I stepped back into the house to get my camera – I had never seen an egg of Archaeoprepona before, much less one from Archaeoprepona demophoon, even though this large stout butterfly is “common” and can be trapped with bait of fermenting bananas about anywhere in ACG dry forest (and rain forest as well). Ten minutes later, as I stooped to take a picture, another bright blue flash said wait. I stood back, she circled, checked, leaf after leaf, and after examining another 5-10 leaves, settled to lay another egg – on the underside of exactly the same leaf. Over the next 10 minutes, a total of 4 eggs, 2 two on the same leaf, and two on other distant leaves. Maybe it was several mothers, but I suspect it was just one, returning to just the right leaf on just the right shrub.
Yet all was for naught, for her. As I photographed, a 10 mm Pseudomyrmex gracilis ant, doing its usual arboreal foraging for insect prey (their colonies are in hollow twigs) found her first egg. After much struggle to lever the newly glued egg off the leaf, the ant carried it off to feed her kids for lunch.

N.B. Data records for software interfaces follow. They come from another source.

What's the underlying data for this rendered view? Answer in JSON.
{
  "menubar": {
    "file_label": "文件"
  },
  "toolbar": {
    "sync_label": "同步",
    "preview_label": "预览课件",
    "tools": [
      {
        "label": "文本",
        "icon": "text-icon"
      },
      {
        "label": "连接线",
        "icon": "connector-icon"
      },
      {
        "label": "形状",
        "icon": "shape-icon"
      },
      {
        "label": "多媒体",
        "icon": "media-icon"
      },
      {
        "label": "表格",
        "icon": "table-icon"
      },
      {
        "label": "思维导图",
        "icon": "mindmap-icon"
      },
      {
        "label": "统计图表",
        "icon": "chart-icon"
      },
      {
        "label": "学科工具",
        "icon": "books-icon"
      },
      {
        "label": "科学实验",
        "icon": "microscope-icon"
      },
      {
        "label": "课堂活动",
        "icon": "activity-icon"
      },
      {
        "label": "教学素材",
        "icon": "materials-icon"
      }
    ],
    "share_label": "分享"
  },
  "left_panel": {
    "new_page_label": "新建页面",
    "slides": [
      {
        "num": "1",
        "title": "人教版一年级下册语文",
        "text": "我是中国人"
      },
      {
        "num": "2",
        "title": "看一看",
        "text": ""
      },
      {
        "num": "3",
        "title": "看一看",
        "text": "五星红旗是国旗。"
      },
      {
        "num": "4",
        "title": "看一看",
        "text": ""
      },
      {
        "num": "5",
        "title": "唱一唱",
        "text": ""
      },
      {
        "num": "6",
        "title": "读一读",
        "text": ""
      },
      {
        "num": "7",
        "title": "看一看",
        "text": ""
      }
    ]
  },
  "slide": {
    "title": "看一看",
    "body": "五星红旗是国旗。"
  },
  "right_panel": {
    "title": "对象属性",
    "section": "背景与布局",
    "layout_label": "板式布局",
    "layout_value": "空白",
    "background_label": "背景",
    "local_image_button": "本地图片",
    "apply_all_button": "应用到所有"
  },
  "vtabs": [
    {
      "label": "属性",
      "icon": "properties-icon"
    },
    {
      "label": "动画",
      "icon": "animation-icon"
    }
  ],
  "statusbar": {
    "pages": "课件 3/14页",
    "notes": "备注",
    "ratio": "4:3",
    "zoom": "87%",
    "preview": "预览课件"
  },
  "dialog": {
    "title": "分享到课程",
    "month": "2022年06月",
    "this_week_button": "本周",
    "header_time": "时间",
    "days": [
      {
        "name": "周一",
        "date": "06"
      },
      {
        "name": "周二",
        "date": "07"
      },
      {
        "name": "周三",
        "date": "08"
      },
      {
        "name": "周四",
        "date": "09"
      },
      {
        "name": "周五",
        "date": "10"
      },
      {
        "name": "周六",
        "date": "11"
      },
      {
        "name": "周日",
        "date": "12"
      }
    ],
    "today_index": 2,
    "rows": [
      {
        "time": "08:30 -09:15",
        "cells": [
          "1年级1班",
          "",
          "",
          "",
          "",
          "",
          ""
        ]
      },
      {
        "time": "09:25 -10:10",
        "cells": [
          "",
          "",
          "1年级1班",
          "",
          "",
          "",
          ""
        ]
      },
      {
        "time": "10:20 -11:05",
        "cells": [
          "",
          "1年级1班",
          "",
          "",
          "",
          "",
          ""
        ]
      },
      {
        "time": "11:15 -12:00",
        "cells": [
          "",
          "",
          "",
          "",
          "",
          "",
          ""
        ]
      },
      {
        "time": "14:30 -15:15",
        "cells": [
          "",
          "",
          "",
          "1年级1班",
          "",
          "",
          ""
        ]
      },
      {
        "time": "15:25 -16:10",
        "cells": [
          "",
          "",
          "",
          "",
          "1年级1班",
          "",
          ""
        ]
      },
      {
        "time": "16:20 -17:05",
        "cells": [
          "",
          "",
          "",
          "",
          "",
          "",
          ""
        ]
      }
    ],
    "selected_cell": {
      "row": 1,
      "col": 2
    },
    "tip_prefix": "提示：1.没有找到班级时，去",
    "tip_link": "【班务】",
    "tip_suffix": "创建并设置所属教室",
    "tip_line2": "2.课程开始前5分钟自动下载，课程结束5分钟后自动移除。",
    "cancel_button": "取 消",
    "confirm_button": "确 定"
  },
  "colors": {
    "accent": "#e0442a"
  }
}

Shortly after, she returned and the second egg met the same fate.
But had the egg survived, and the tiny caterpillar eaten as caterpillars are inclined to do, it would have produced a leaf-mimic caterpillar perched on the midrib of its lunch, breakfast and dinner (Fig. 3).
But there is one that the caterpillar cannot fool, one that looks more with its nose than its eyes -- a small Microcharops MC-8 wasp that finds the young caterpillar and injects an egg into it. After feeding on the caterpillar’s innards for a few days, it emerges from the hanging cadaver and descends on its own silken thread to spin its cocoon, hopefully out of mind and sight of ants, birds and monkeys (Fig. 4).
But had the caterpillar survived, after two more weeks it would have moved up onto the branches to rest when not feeding, now looking like a dead leaf fallen from above (Fig. 6) in its last instar before molting. And if a bird is lucky enough or clever enough to confront our friend, there is yet another defense, as displayed by all the species of ACG Archaeoprepona, who are so very adept at turning into snake mimics.
But even after growing to be a large and plump caterpillar, the long risky ride is not over. A female Winthemia tachinid fly finds her now, and glues her eggs to the thorax (Fig. 7). The Winthemia maggots will drill into the caterpillar soon after, and turn on to eat the butterfly once it has made a pupa 1-2 weeks from now.
But of course sometimes the caterpillar does win, or else we would have no butterflies. And when it does, this nice big bag of nutrients, oh so delicious to any insectivorous bird or monkey, takes on yet another dead leaf color and form (Fig. 8). The pupa is yet another leaf, this time appearing to be a green living leaf (Fig. 9). And then if all is well, and no exploring parasite or predator finds this juicy morsel, six weeks later we have a healthy butterfly, who lives out its months until it is lunch or its wings wear to nothing (Fig. 10).